Yet the drought brings to light that, as delicious and seemingly inexhaustible as it is, the groundwater that feeds the city with water is not, in fact, eternal. In order to be replenished, an aquifer must be slowly “recharged” by rainfall. The measurement for groundwater recharge rates is in the millimeters per year, and so is by definition a slow and steady process. The ACEA is aware of this challenge, and recently inaugurated a man-made recharging system to pump water back down into the aquifers. The recharging of groundwater is just one of hundreds of water-related problems cities will face in the coming decades: problems that seem particularly pressing for Italy’s capital. Climatic projections expect that drought days could make up more than 50 percent of the dry season in the mediterranean region by 2065, if greenhouse gas emissions aren’t radically reduced. The greater Po Basin (where a third of all Italians live) hit record low water levels this year. Estimates say 30 percent of the rice crops of the region will die, affecting the economy of Europe and beyond. (Italy provides the EU with 50 percent of its rice). This July, record high temperatures in Italy’s north destabilized a glacier, causing an avalanche in the Dolomiti (the Italian Alps), leaving seven people dead. A recent toxic smoke cloud hovering over Rome’s skyline in late July seemed an omen of the potential strife to come.

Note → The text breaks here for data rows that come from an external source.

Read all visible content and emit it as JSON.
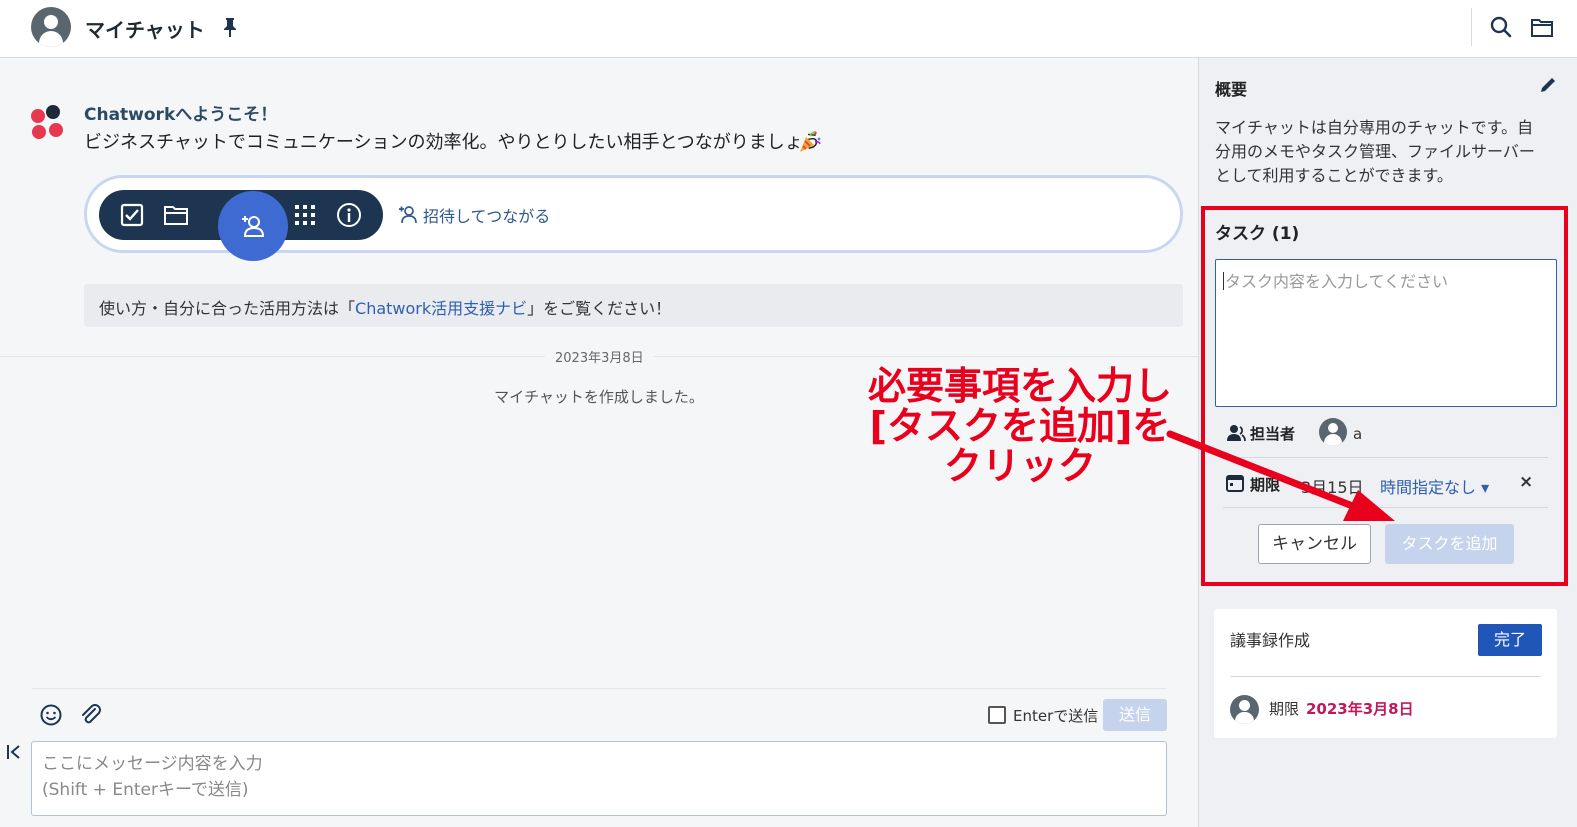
{
  "header": {
    "title": "マイチャット"
  },
  "welcome": {
    "title": "Chatworkへようこそ！",
    "text": "ビジネスチャットでコミュニケーションの効率化。やりとりしたい相手とつながりましょう"
  },
  "toolbar": {
    "invite_label": "招待してつながる"
  },
  "guide": {
    "prefix": "使い方・自分に合った活用方法は「",
    "link": "Chatwork活用支援ナビ",
    "suffix": "」をご覧ください！"
  },
  "timeline": {
    "date": "2023年3月8日",
    "system_message": "マイチャットを作成しました。"
  },
  "composer": {
    "enter_label": "Enterで送信",
    "send_label": "送信",
    "placeholder": "ここにメッセージ内容を入力\n(Shift + Enterキーで送信)"
  },
  "overview": {
    "title": "概要",
    "text": "マイチャットは自分専用のチャットです。自分用のメモやタスク管理、ファイルサーバーとして利用することができます。"
  },
  "task_form": {
    "title": "タスク (1)",
    "placeholder": "タスク内容を入力してください",
    "assignee_label": "担当者",
    "assignee_name": "a",
    "deadline_label": "期限",
    "deadline_date": "3月15日",
    "time_select": "時間指定なし ▾",
    "close": "×",
    "cancel_label": "キャンセル",
    "add_label": "タスクを追加"
  },
  "task_card": {
    "text": "議事録作成",
    "done_label": "完了",
    "deadline_label": "期限",
    "deadline_date": "2023年3月8日"
  },
  "annotation": {
    "text": "必要事項を入力し\n[タスクを追加]を\nクリック",
    "color": "#e8001c"
  },
  "colors": {
    "accent": "#1f56b8",
    "navy": "#1e3552",
    "highlight": "#e8001c",
    "date_red": "#c2185b"
  }
}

Today, the Nasoni are a model of what urban water access might look like: a free resource that encourages occupation of the public realm, supports the health of all, and renders commodification efforts (i.e. the plastic water bottle) obsolete. Rome has a real, visual and physical connection to its water source, to its hinterland, thanks to them: the Nasoni flow day in and day out, each one like their own mini-river. Their soothing trickle, perhaps lulling you to sleep through an open bedroom window, the cool air around them deepening your breath: le fontanelle bring the hinterland into the daily life of the city—a constant reminder of the life giving force of water. Perhaps this is when Rome’s moniker as the “Eternal City” rings most true: water flowing from the fountains like a river, the sun sharp and timeless on the travertine, and the scraggly permanence of the stone pines, their shadows stretching out across the surface of the Tiber.